**0dB** The reference level to which all +dB and −dB figures refer.

**±1dB** The least noticeable change in audio levels, also used for the limits of bandwidth on high quality audio amplifiers.

**−3dB** Commonly used for limits of bandwidth in amplifiers, indicating the points where:

a. The output voltage has fallen to 0.707 of the maximum (mid band) output.

b. The output power has fallen to half the maximum or mid band power.

(Half the VOLTAGE amplitude is **−6dB**)

Figures often quoted on attenuators designed to reduce the outputs on signal generators by measured amounts.

**−20 dB** Signal voltage amplitude divided by 10

**−40dB** Signal voltage amplitude divided by 100

## Converting Between dBs and Power or Voltage gain

### Table 1.3.1 Power Ratio/dB

Power Ratio | dB |
---|---|

P_{out}/P_{in} |
10 log(P_{out}/P_{in}) |

10 000 000 000 | 100 |

1 000 000 000 | 90 |

100 000 000 | 80 |

10 000 000 | 70 |

1 000 000 | 60 |

100 000 | 50 |

10 000 | 40 |

1 000 | 30 |

100 | 20 |

10 | 10 |

4 | 6 |

2 | 3 |

1.26 | 1 |

1 | 0 |

0.79 | −1 |

0.5 | −3 |

0.25 | −6 |

0.1 | −10 |

0.01 | −20 |

0.001 | −30 |

0.000 1 | −40 |

0.000 01 | −50 |

0.000 001 | −60 |

0.000 000 1 | −70 |

0.000 000 01 | −80 |

0.000 000 001 | −90 |

0.000 000 000 1 | −100 |

### Table 1.3.2 Voltage or Current Ratio/dB

Voltage or Current Ratio | dB |
---|---|

V_{out}/V_{in} or I_{out}/I_{in} |
20log(V_{out}/V_{in}) 20log(I_{out}/I_{in}) |

100 000 | 100 |

31 623 | 90 |

10 000 | 80 |

3 162 | 70 |

1 000 | 60 |

316.23 | 50 |

100 | 40 |

31.623 | 30 |

10 | 20 |

3.162 | 10 |

2 | 6 |

1.414 | 3 |

1.122 | 1 |

1 | 0 |

0.891 | −1 |

0.707 | −3 |

0.5 | −6 |

0.316 2 | −10 |

0.1 | −20 |

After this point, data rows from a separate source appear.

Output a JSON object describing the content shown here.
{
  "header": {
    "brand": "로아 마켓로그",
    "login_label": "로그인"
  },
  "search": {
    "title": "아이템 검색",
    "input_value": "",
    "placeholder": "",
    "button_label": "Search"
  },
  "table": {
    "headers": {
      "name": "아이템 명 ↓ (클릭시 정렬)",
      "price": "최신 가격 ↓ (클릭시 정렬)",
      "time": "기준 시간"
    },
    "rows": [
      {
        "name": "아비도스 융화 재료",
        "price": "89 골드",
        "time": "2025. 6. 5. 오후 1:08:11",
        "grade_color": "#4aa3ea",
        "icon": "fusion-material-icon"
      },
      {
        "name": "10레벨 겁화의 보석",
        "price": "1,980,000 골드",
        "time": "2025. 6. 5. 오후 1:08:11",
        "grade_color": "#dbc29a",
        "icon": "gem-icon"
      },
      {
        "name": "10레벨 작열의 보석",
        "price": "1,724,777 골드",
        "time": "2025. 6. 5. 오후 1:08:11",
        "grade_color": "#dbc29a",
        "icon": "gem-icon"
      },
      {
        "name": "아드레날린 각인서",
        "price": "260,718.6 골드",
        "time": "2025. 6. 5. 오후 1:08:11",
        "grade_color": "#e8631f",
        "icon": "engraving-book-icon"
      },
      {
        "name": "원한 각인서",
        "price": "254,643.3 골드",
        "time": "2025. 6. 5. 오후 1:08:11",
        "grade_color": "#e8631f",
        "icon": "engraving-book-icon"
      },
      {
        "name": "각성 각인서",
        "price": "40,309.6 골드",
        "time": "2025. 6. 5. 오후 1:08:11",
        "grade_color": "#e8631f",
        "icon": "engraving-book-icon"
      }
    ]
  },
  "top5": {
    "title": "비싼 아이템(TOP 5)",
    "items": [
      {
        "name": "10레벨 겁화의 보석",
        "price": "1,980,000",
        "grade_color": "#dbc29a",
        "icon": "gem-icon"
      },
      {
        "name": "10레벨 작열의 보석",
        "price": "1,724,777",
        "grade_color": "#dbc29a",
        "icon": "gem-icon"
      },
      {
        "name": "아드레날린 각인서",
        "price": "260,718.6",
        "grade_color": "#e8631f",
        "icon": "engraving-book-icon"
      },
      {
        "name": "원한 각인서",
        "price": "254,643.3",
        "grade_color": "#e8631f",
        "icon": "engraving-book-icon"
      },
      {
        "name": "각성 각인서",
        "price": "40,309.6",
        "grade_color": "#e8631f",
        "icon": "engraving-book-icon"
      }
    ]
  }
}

0.031 62 | −30 |

0.01 | −40 |

0.003 162 | −50 |

0.001 | −60 |

0.000 316 2 | −70 |

0.000 1 | −80 |

0.000 0316 2 | −90 |

0.000 01 | −100 |